Observers say that a deal of any size overseas would be a sign of a comeback for China to the global stage after Beijing restricted what it called “irrational” international expansion by some privately-owned corporates like HNA Group Co. As a result, Chinese outbound deals dropped to $11.3 billion in Q1—the worst since the first three months of 2013, according to data compiled by Bloomberg.
State-owned enterprises often search for acquisitions in industries deemed to be a national strategic priority for China. Examples of this include the automobile, energy, infrastructure, and technology industries. CNIC Corp., a state-backed investment fund, is said to be thinking of acquiring roughly a 10% stake in Greenko Group, one of India’s largest renewable energy companies, according to a recent Bloomberg News report.
Likewise, private Chinese investors are beginning to look for targets. Fosun International Ltd. said in a March 2020 statement that the Chinese conglomerate will seek investment opportunities throughout the world as the “once-in-a-century” coronavirus pandemic creates an asset-price downturn. For example, Shanghai Yuyuan Tourist Mart Group Co., a Fosun unit listed in Shanghai, recently announced its acquisition of a 55.4% stake in French jewelry brand Djula for approximately $30 million.

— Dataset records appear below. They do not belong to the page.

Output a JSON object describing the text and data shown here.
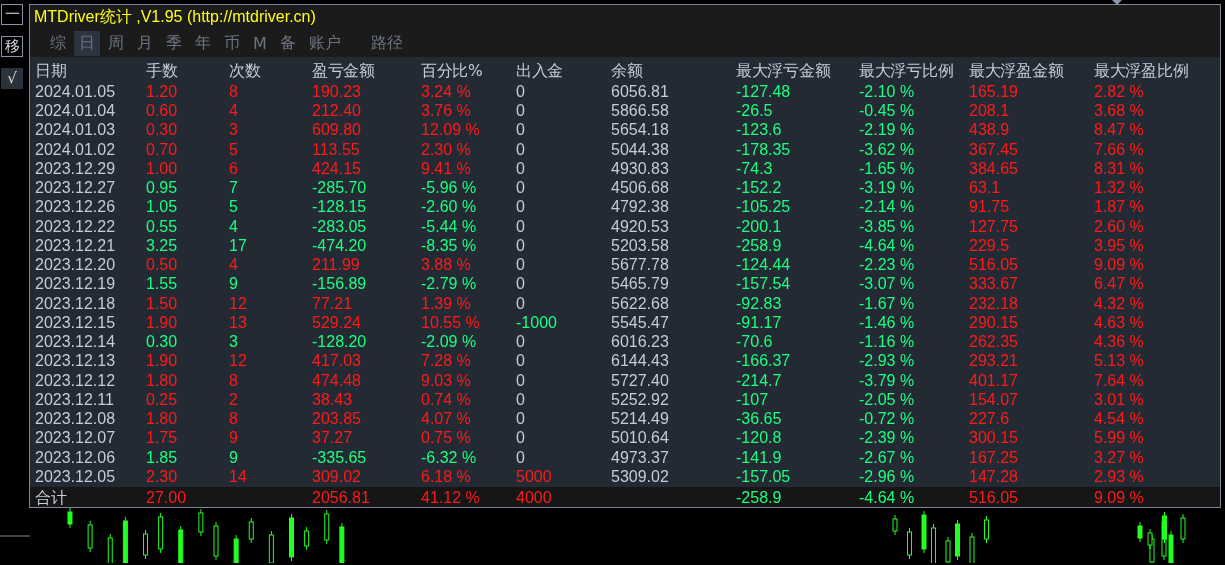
{
  "window": {
    "title": "MTDriver统计 ,V1.95 (http://mtdriver.cn)"
  },
  "side_buttons": [
    {
      "label": "一",
      "kind": "outline"
    },
    {
      "label": "移",
      "kind": "outline"
    },
    {
      "label": "√",
      "kind": "filled"
    }
  ],
  "tabs": [
    {
      "label": "综",
      "selected": false
    },
    {
      "label": "日",
      "selected": true
    },
    {
      "label": "周",
      "selected": false
    },
    {
      "label": "月",
      "selected": false
    },
    {
      "label": "季",
      "selected": false
    },
    {
      "label": "年",
      "selected": false
    },
    {
      "label": "币",
      "selected": false
    },
    {
      "label": "M",
      "selected": false
    },
    {
      "label": "备",
      "selected": false
    },
    {
      "label": "账户",
      "selected": false
    },
    {
      "label": "路径",
      "selected": false
    }
  ],
  "table": {
    "columns": [
      "日期",
      "手数",
      "次数",
      "盈亏金额",
      "百分比%",
      "出入金",
      "余额",
      "最大浮亏金额",
      "最大浮亏比例",
      "最大浮盈金额",
      "最大浮盈比例"
    ],
    "rows": [
      {
        "cells": [
          "2024.01.05",
          "1.20",
          "8",
          "190.23",
          "3.24 %",
          "0",
          "6056.81",
          "-127.48",
          "-2.10 %",
          "165.19",
          "2.82 %"
        ],
        "loss": false,
        "deposit": false,
        "withdrawal": false
      },
      {
        "cells": [
          "2024.01.04",
          "0.60",
          "4",
          "212.40",
          "3.76 %",
          "0",
          "5866.58",
          "-26.5",
          "-0.45 %",
          "208.1",
          "3.68 %"
        ],
        "loss": false,
        "deposit": false,
        "withdrawal": false
      },
      {
        "cells": [
          "2024.01.03",
          "0.30",
          "3",
          "609.80",
          "12.09 %",
          "0",
          "5654.18",
          "-123.6",
          "-2.19 %",
          "438.9",
          "8.47 %"
        ],
        "loss": false,
        "deposit": false,
        "withdrawal": false
      },
      {
        "cells": [
          "2024.01.02",
          "0.70",
          "5",
          "113.55",
          "2.30 %",
          "0",
          "5044.38",
          "-178.35",
          "-3.62 %",
          "367.45",
          "7.66 %"
        ],
        "loss": false,
        "deposit": false,
        "withdrawal": false
      },
      {
        "cells": [
          "2023.12.29",
          "1.00",
          "6",
          "424.15",
          "9.41 %",
          "0",
          "4930.83",
          "-74.3",
          "-1.65 %",
          "384.65",
          "8.31 %"
        ],
        "loss": false,
        "deposit": false,
        "withdrawal": false
      },
      {
        "cells": [
          "2023.12.27",
          "0.95",
          "7",
          "-285.70",
          "-5.96 %",
          "0",
          "4506.68",
          "-152.2",
          "-3.19 %",
          "63.1",
          "1.32 %"
        ],
        "loss": true,
        "deposit": false,
        "withdrawal": false
      },
      {
        "cells": [
          "2023.12.26",
          "1.05",
          "5",
          "-128.15",
          "-2.60 %",
          "0",
          "4792.38",
          "-105.25",
          "-2.14 %",
          "91.75",
          "1.87 %"
        ],
        "loss": true,
        "deposit": false,
        "withdrawal": false
      },
      {
        "cells": [
          "2023.12.22",
          "0.55",
          "4",
          "-283.05",
          "-5.44 %",
          "0",
          "4920.53",
          "-200.1",
          "-3.85 %",
          "127.75",
          "2.60 %"
        ],
        "loss": true,
        "deposit": false,
        "withdrawal": false
      },
      {
        "cells": [
          "2023.12.21",
          "3.25",
          "17",
          "-474.20",
          "-8.35 %",
          "0",
          "5203.58",
          "-258.9",
          "-4.64 %",
          "229.5",
          "3.95 %"
        ],
        "loss": true,
        "deposit": false,
        "withdrawal": false
      },
      {
        "cells": [
          "2023.12.20",
          "0.50",
          "4",
          "211.99",
          "3.88 %",
          "0",
          "5677.78",
          "-124.44",
          "-2.23 %",
          "516.05",
          "9.09 %"
        ],
        "loss": false,
        "deposit": false,
        "withdrawal": false
      },
      {
        "cells": [
          "2023.12.19",
          "1.55",
          "9",
          "-156.89",
          "-2.79 %",
          "0",
          "5465.79",
          "-157.54",
          "-3.07 %",
          "333.67",
          "6.47 %"
        ],
        "loss": true,
        "deposit": false,
        "withdrawal": false
      },
      {
        "cells": [
          "2023.12.18",
          "1.50",
          "12",
          "77.21",
          "1.39 %",
          "0",
          "5622.68",
          "-92.83",
          "-1.67 %",
          "232.18",
          "4.32 %"
        ],
        "loss": false,
        "deposit": false,
        "withdrawal": false
      },
      {
        "cells": [
          "2023.12.15",
          "1.90",
          "13",
          "529.24",
          "10.55 %",
          "-1000",
          "5545.47",
          "-91.17",
          "-1.46 %",
          "290.15",
          "4.63 %"
        ],
        "loss": false,
        "deposit": false,
        "withdrawal": true
      },
      {
        "cells": [
          "2023.12.14",
          "0.30",
          "3",
          "-128.20",
          "-2.09 %",
          "0",
          "6016.23",
          "-70.6",
          "-1.16 %",
          "262.35",
          "4.36 %"
        ],
        "loss": true,
        "deposit": false,
        "withdrawal": false
      },
      {
        "cells": [
          "2023.12.13",
          "1.90",
          "12",
          "417.03",
          "7.28 %",
          "0",
          "6144.43",
          "-166.37",
          "-2.93 %",
          "293.21",
          "5.13 %"
        ],
        "loss": false,
        "deposit": false,
        "withdrawal": false
      },
      {
        "cells": [
          "2023.12.12",
          "1.80",
          "8",
          "474.48",
          "9.03 %",
          "0",
          "5727.40",
          "-214.7",
          "-3.79 %",
          "401.17",
          "7.64 %"
        ],
        "loss": false,
        "deposit": false,
        "withdrawal": false
      },
      {
        "cells": [
          "2023.12.11",
          "0.25",
          "2",
          "38.43",
          "0.74 %",
          "0",
          "5252.92",
          "-107",
          "-2.05 %",
          "154.07",
          "3.01 %"
        ],
        "loss": false,
        "deposit": false,
        "withdrawal": false
      },
      {
        "cells": [
          "2023.12.08",
          "1.80",
          "8",
          "203.85",
          "4.07 %",
          "0",
          "5214.49",
          "-36.65",
          "-0.72 %",
          "227.6",
          "4.54 %"
        ],
        "loss": false,
        "deposit": false,
        "withdrawal": false
      },
      {
        "cells": [
          "2023.12.07",
          "1.75",
          "9",
          "37.27",
          "0.75 %",
          "0",
          "5010.64",
          "-120.8",
          "-2.39 %",
          "300.15",
          "5.99 %"
        ],
        "loss": false,
        "deposit": false,
        "withdrawal": false
      },
      {
        "cells": [
          "2023.12.06",
          "1.85",
          "9",
          "-335.65",
          "-6.32 %",
          "0",
          "4973.37",
          "-141.9",
          "-2.67 %",
          "167.25",
          "3.27 %"
        ],
        "loss": true,
        "deposit": false,
        "withdrawal": false
      },
      {
        "cells": [
          "2023.12.05",
          "2.30",
          "14",
          "309.02",
          "6.18 %",
          "5000",
          "5309.02",
          "-157.05",
          "-2.96 %",
          "147.28",
          "2.93 %"
        ],
        "loss": false,
        "deposit": true,
        "withdrawal": false
      }
    ],
    "total": {
      "cells": [
        "合计",
        "27.00",
        "",
        "2056.81",
        "41.12 %",
        "4000",
        "",
        "-258.9",
        "-4.64 %",
        "516.05",
        "9.09 %"
      ],
      "loss": false,
      "deposit": true,
      "withdrawal": false
    }
  }
}
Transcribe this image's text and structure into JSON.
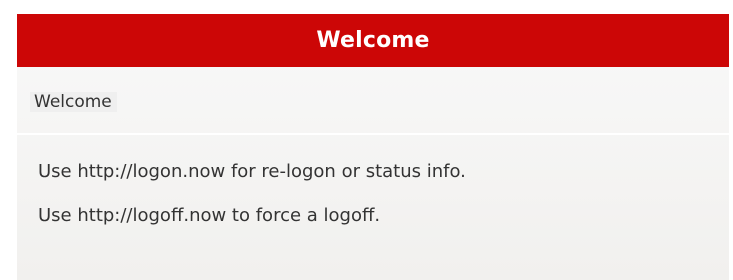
{
  "panel": {
    "title": "Welcome",
    "header_color": "#cc0606",
    "welcome_text": "Welcome",
    "lines": [
      "Use http://logon.now for re-logon or status info.",
      "Use http://logoff.now to force a logoff."
    ]
  }
}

One banker responding to interest from Chinese buyers said the companies were looking at assets in regions perceived as China-friendly, including southern Europe as well as South America, Africa, and the Middle East. And another Hong Kong-based banker said his firm had won several agreements to sell businesses in Europe and found that clients welcomed Chinese state-owned enterprises as prospective buyers. This banker is tasked with shopping companies to Chinese buyers. At the same time, Europe has been trying to restrict foreign acquisitions of important technologies. Because of this, Chinese firms may look to target less-sensitive areas such as industrial and manufacturing businesses.
The European Union has cautioned that the economic slump from the pandemic could result in the bloc’s vital industries being susceptible to hostile takeovers. In March 2020, the European Commission asked the member states to take all necessary measures to protect strategic assets and technology from foreign investments that could endanger public policy objectives.

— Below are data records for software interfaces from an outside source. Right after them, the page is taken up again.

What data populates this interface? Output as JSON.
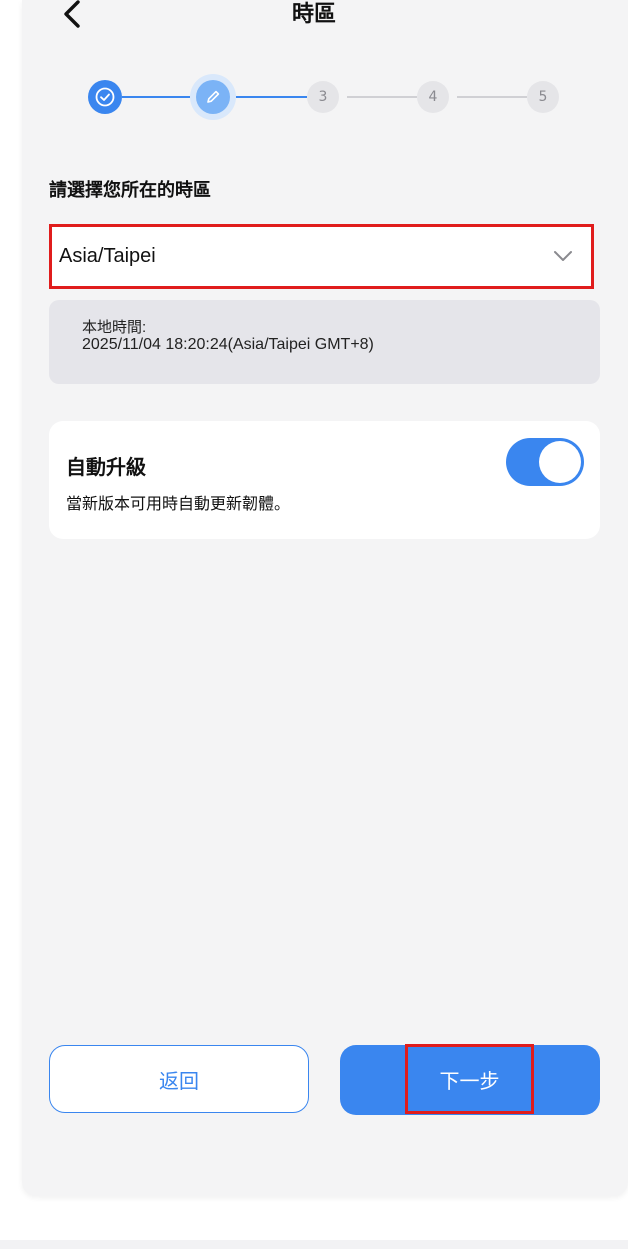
{
  "header": {
    "title": "時區",
    "back_icon": "chevron-left-icon"
  },
  "stepper": {
    "steps": [
      {
        "label": "",
        "state": "done",
        "icon": "check-circle-icon"
      },
      {
        "label": "",
        "state": "current",
        "icon": "pencil-icon"
      },
      {
        "label": "3",
        "state": "pending"
      },
      {
        "label": "4",
        "state": "pending"
      },
      {
        "label": "5",
        "state": "pending"
      }
    ]
  },
  "timezone": {
    "section_label": "請選擇您所在的時區",
    "selected": "Asia/Taipei",
    "local_time_label": "本地時間:",
    "local_time_value": "2025/11/04 18:20:24(Asia/Taipei GMT+8)"
  },
  "auto_upgrade": {
    "title": "自動升級",
    "description": "當新版本可用時自動更新韌體。",
    "enabled": true
  },
  "buttons": {
    "back_label": "返回",
    "next_label": "下一步"
  },
  "colors": {
    "accent": "#3a86ef",
    "highlight_border": "#e01c1c",
    "background": "#f4f4f5"
  }
}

Italy—the country with the highest COVID-19 death toll in Europe—and its government headed by Prime Minister Giuseppe Conte has announced moves designed to strengthen the so-called Golden Power protections against foreign takeovers. The checks to be put in place will now include a broader scope of sectors, including banks, insurers, energy, and healthcare, and will also be applicable to European Union companies looking to take stakes over 10%.
In the same manner, Spain has placed new rules on any foreign direct investment. The government announced last month that investors outside the European Union will be required to obtain a new authorization from the government if they seek to control or increase their participation to more than 10% in a local company—either public or private—in a strategic sector. Aena SME SA, Endesa SA, and other private companies in the telecom, energy, defense and technology sectors, which could be potential acquisition targets after dropping considerable stock value, found temporary protection from the Spanish government that could last until December, says Bloomberg Intelligence.
And in Germany, Chancellor Angela Merkel and her government are drafting new rules that enable the authority to block deals that present “potential interference” to the country’s interests, and to protect local German companies from acquisition by entities based outside the EU.